__WHAT THE TASK REQUIRES__: Search the records for the string "trigger" and return each line that has it.

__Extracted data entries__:
* * * * *

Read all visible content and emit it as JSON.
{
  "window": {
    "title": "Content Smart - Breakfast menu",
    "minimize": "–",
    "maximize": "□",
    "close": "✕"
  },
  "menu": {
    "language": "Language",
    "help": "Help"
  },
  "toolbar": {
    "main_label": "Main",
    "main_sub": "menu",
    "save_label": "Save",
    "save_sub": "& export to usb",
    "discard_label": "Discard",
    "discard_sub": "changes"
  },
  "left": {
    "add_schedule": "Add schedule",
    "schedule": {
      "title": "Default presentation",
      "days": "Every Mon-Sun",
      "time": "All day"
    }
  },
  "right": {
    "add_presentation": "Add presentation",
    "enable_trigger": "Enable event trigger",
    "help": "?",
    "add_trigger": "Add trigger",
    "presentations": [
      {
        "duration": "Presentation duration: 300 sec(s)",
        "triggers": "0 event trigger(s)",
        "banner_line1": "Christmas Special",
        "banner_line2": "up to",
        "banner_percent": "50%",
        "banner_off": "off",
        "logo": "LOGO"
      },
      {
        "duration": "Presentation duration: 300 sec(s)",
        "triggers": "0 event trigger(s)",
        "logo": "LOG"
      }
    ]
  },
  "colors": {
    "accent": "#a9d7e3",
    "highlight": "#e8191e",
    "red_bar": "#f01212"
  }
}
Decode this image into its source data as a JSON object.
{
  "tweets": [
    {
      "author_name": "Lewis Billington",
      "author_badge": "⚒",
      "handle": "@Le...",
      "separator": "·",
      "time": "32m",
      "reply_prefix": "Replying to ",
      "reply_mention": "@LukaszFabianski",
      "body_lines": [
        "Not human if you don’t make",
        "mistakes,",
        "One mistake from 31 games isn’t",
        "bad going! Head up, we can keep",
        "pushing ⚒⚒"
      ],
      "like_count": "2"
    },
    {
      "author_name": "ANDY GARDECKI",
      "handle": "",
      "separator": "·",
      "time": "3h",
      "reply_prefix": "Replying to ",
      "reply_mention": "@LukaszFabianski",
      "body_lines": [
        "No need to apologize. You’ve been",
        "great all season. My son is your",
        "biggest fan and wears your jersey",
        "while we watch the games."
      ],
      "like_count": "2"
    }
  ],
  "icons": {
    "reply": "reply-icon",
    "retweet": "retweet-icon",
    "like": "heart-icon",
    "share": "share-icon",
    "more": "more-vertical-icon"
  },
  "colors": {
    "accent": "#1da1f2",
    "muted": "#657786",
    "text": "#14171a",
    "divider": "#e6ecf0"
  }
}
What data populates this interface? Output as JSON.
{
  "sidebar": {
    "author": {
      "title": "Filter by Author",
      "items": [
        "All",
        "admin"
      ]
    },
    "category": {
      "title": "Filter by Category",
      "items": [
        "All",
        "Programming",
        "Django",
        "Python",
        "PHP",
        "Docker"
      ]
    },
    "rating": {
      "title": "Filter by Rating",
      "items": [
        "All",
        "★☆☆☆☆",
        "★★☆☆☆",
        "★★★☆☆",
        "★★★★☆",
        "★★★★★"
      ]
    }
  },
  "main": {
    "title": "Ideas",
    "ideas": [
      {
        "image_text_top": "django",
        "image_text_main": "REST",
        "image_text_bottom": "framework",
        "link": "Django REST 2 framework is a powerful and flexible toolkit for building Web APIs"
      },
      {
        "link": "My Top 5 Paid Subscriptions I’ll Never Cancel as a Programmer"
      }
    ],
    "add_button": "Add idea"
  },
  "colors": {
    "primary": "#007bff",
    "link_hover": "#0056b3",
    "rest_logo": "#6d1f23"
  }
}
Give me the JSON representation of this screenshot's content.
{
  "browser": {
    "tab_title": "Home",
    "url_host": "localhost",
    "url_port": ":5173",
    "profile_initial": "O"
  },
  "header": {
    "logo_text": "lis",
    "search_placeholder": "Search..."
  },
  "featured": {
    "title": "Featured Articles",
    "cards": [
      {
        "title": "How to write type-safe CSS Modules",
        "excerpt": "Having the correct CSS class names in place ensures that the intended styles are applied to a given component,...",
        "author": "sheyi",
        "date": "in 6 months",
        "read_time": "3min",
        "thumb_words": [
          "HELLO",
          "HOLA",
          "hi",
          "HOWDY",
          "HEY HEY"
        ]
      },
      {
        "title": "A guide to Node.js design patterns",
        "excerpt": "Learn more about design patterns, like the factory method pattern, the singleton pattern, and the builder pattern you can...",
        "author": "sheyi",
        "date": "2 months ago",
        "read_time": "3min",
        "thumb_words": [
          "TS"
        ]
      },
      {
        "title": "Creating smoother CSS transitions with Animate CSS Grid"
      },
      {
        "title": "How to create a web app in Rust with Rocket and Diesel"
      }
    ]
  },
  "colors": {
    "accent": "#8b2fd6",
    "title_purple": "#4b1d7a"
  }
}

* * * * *

__WRITTEN SOLUTION__:
    "enable_trigger": "Enable event trigger",
    "add_trigger": "Add trigger",
        "triggers": "0 event trigger(s)",
        "triggers": "0 event trigger(s)",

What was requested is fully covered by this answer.